Prevalence and Risk Factors of Respiratory Syncytial Virus in Children under 5 Years of Age in the WHO European Region: A Systematic Review and Meta-Analysis

J Pers Med. 2021 May 15;11(5):416. doi: 10.3390/jpm11050416.


A respiratory syncytial virus (RSV) is the major cause of respiratory tract infection in children under 5 years. However, RSV infection in the European Region of the World Health Organization has not been systematically reviewed. The aim was to determine the prevalence and factors associated with RSV in children under 5 years of age in European regions. A systematic review and meta-analysis was performed. CINAHL, Medline, LILACS, ProQuest, SciELO, and Scopus databases were consulted for studies published in the last 5 years, following Preferred Reporting Items for Systematic Reviews and Meta-analysis guidelines. The search equation was "respiratory syncytial virus AND (newborn OR infant OR child) AND (prevalence OR risk factors)". Studies reporting the prevalence of RSV were eligible for inclusion in the meta-analysis. A total of 20 articles were included. The meta-analytic prevalence estimation of RSV, with a sample of n = 16,115 children, was 46% (95% CI 34-59%). The main risk factors were age, male gender, winter season, and environmental factors such as cold temperatures, higher relative humidity, high concentrations of benzene, exposure to tobacco, and living in urban areas. Robust age-specific estimates of RSV infection in healthy children should be promoted in order to determine the optimal age for immunization.

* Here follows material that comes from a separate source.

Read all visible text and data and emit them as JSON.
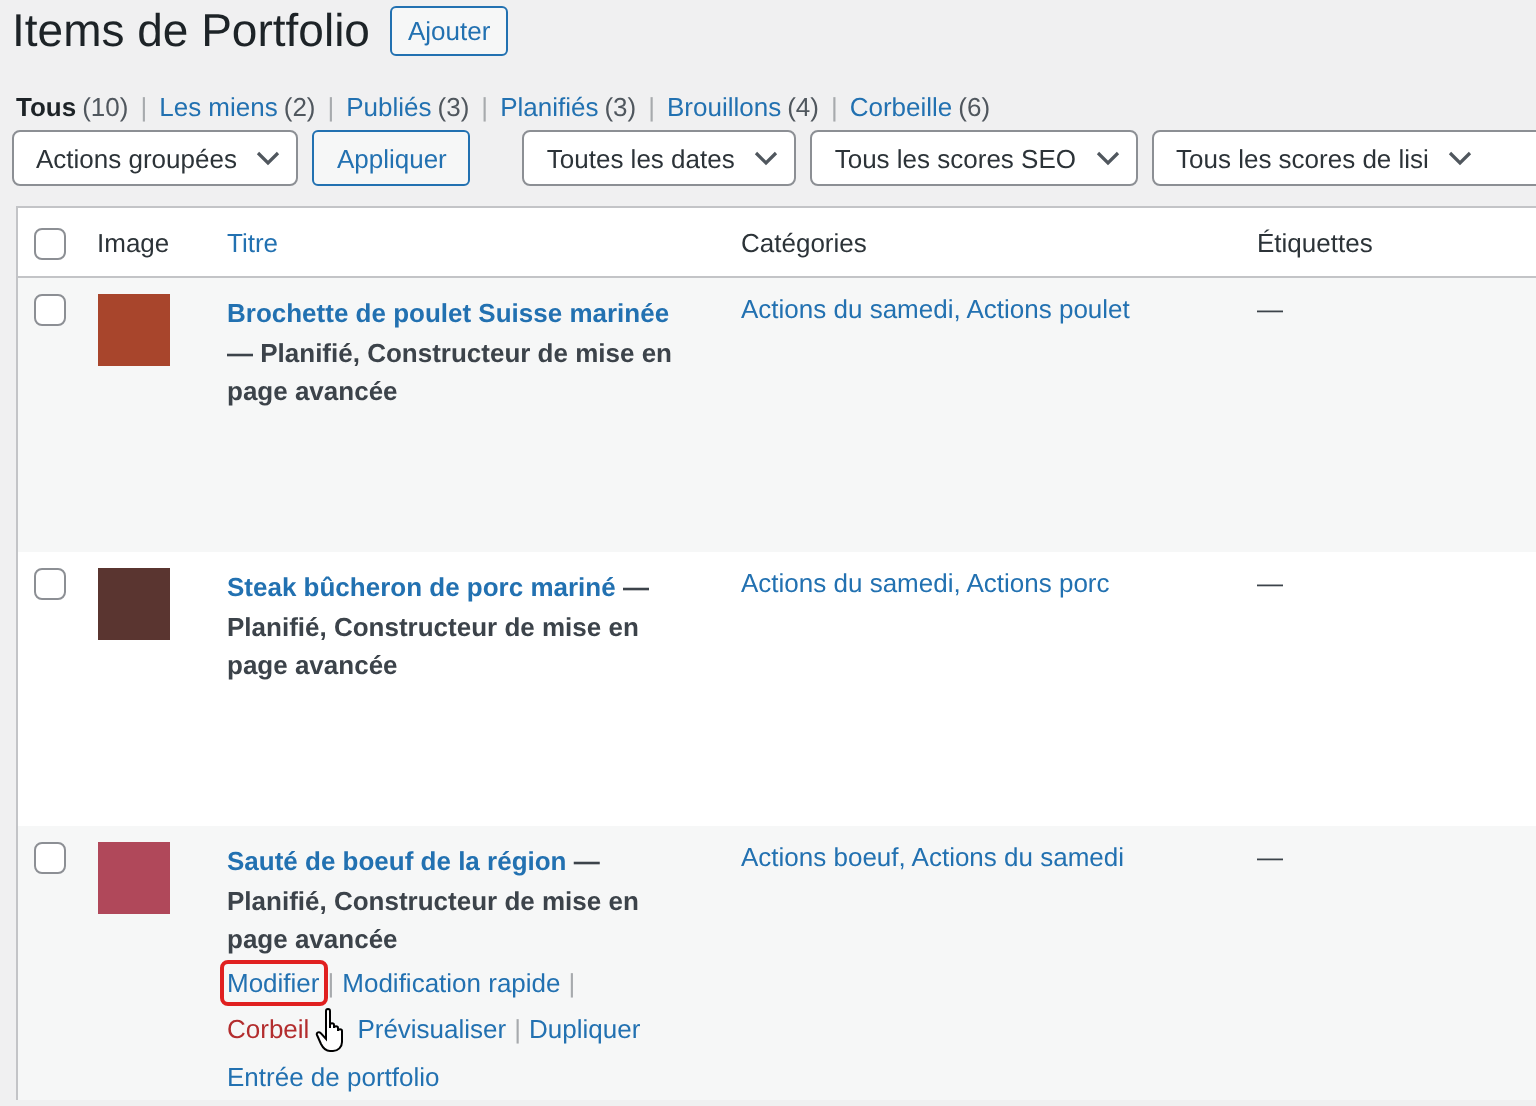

In addition, it is necessary to analyse in greater depth the potentially predictive factors of RSV infection, to be included in prevention strategies.

Keywords: children; epidemiology; meta-analysis; prevalence; respiratory syncytial virus; risk factors.